In the meantime, a Class 323 is also on the cards for Dudley Heath using Electra Railway Graphics overlays applied to a Graham Farish Class 158. Whilst the conversion is sound in principle, the lack of a cast or 3D-printed cab for Class 323s holds the project back at this time. Oh yes, in case you are wondering what will happen to the spare Class 150 bodies and parts…a Class 150/0 as 150002 together with one of the Class 150/1 and 150/2 hybrids will be the result.

 


New O gauge/7mm scale turned brass loco parts.

June 11, 2016
O gauge smokebox darts copy

Universal smoke box door handles (darts) in O gauge. Supplied as two handles and the middle spigot. The parts are trimmed to the desired length after fitting.

I have just added a small number of new 7mm scale, O gauge turned brass items to the Nairnshire Modelling Supplies range. This is a departure from our normal OO/HO scale area as a test to see how well they sell. If all goes well, there are other O gauge items I can obtain to expand this area of the business. The items have been listed in our Ebay shop at http://stores.ebay.co.uk/nairnshiremodellingsupplies

 

O gauge long HRK copy

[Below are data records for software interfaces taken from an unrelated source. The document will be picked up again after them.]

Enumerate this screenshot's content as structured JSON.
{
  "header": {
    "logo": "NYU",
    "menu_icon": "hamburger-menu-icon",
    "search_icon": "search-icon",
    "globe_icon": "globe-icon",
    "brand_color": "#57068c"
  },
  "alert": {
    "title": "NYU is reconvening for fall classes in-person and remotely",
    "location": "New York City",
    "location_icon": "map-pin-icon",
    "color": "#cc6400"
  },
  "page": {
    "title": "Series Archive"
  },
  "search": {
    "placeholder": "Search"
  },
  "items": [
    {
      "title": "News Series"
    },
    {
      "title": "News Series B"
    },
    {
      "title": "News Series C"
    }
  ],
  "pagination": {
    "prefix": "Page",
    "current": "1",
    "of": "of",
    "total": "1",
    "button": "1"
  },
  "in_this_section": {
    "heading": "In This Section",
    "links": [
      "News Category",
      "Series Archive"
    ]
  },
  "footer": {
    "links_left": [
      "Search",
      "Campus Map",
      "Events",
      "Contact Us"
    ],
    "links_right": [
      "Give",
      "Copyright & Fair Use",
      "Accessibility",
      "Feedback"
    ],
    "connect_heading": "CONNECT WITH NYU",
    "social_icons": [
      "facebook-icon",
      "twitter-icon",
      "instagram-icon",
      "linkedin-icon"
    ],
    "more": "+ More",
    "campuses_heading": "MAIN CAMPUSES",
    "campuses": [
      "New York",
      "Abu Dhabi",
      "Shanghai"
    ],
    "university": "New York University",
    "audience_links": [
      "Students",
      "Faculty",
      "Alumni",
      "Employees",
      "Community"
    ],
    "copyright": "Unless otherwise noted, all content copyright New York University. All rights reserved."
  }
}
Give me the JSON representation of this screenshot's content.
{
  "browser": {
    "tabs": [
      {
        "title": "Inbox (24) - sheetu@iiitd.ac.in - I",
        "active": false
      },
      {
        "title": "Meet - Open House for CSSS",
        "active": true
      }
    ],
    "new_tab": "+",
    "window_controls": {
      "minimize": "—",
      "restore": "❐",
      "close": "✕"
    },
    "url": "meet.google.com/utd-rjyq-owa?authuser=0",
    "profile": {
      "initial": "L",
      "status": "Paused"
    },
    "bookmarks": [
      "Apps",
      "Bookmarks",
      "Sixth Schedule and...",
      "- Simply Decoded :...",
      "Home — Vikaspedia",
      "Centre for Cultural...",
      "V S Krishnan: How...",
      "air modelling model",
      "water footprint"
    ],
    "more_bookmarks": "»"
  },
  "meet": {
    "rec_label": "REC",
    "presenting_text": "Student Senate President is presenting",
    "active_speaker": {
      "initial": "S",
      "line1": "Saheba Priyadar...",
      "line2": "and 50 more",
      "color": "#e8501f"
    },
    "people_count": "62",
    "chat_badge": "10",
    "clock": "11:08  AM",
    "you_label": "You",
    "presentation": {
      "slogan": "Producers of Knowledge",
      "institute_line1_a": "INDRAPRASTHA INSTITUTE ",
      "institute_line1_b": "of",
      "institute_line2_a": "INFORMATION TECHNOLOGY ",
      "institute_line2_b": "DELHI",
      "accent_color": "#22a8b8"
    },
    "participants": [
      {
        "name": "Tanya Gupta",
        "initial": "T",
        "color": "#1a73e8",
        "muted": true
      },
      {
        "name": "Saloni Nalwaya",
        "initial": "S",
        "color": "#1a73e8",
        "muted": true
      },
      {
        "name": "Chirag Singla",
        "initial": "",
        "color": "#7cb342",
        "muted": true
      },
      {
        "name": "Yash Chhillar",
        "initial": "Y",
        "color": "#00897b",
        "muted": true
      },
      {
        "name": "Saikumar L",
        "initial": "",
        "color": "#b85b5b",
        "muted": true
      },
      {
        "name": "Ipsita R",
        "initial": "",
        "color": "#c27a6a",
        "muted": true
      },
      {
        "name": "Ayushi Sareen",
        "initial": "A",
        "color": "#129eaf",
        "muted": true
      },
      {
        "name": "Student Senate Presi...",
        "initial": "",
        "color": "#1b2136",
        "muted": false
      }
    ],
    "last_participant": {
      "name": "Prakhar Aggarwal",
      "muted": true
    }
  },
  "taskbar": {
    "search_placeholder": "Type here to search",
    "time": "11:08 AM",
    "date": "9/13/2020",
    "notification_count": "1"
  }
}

Long hand rail knobs in O gauge. 4.5mm long with a 1.2mm diameter head drilled to accept 0.7mm brass wire.

Medium length hand rail knobs - 3.5mm long.

Medium length hand rail knobs – 3.5mm long.

O gauge short HRK copy

Short hand rail knobs – 2.6mm long.

3/16th inch inner diameter loco main frame bushes.

3/16th inch (4.8mm) inner diameter loco main frame bushes. The outer body diameter is 6.2mm and the flange diameter is 9.5mm. The bushes are 5mm wide.

If all goes well, I will be looking at rolling stock bearings, frame spacers and a couple of other items too.


First artwork proof of sheet NMS-5 – BR Scottish Region transfers.

October 26, 2015
NMS-5_proof

NMS-5 BR Blue ScotRail loco renumbering and detailing transfers – first proof. There’s some work to do yet!

The first artwork proof of Nairnshire Modelling Supplies OO gauge transfers for BR blue ScotRail locos has arrived for inspection and correction. Overall, I am pleased with progress on what is the first sheet we have done in a few years. I know I have been promising this one for a while, but finding reliable information to size the depot logos correctly has been challenging!

Some changes with colours and sizing of the depot logos will be required before we go to print – we are aware of that straightaway. The sheet follows our renumbering pack approach by offering as much as possible on a single sheet for those who wish to renumber and embellish ready to run locos without having to do any repainting. The Highland Rail logos are black on a transparent back ground for application on warning panel yellow. If to be used over other paint colours, they should be applied over a suitably sized and shaped patch of yellow. Missing out one colour (yellow in this instance) from the sheet saves a great deal of set-up and print cost and helps keep the price per sheet as low as possible.

The sheet is set up primarily for BR blue era locos based in Scotland (but some of the elements will suit other sector liveries too) with double arrows and the larger 8 inch TOPS number sets applied to many ScR allocated locos. The anticipated price will be around £4.75-£4.95 because the cost of printing and developing such transfers has risen over the last few years. However, given the large number of elements on the sheet, it will still represent great value for money.

Sheet NMS-5 will sit alongside our existing range of numbering packs which includes NMS-1 BR Blue TOPS numbers; NMS-2 BR Sector loco numbers; NMS-3 BR Coaching stock and EMU/DMU number sets and details together with NMS-4 BR Large Logo livery numbers and details – pictures below.

Sheet NMS-1

Sheet NMS-1

Sheet NMS-2.

Sheet NMS-2.

Sheet NMS-3.

Sheet NMS-3.

Sheet NMS-4

Sheet NMS-4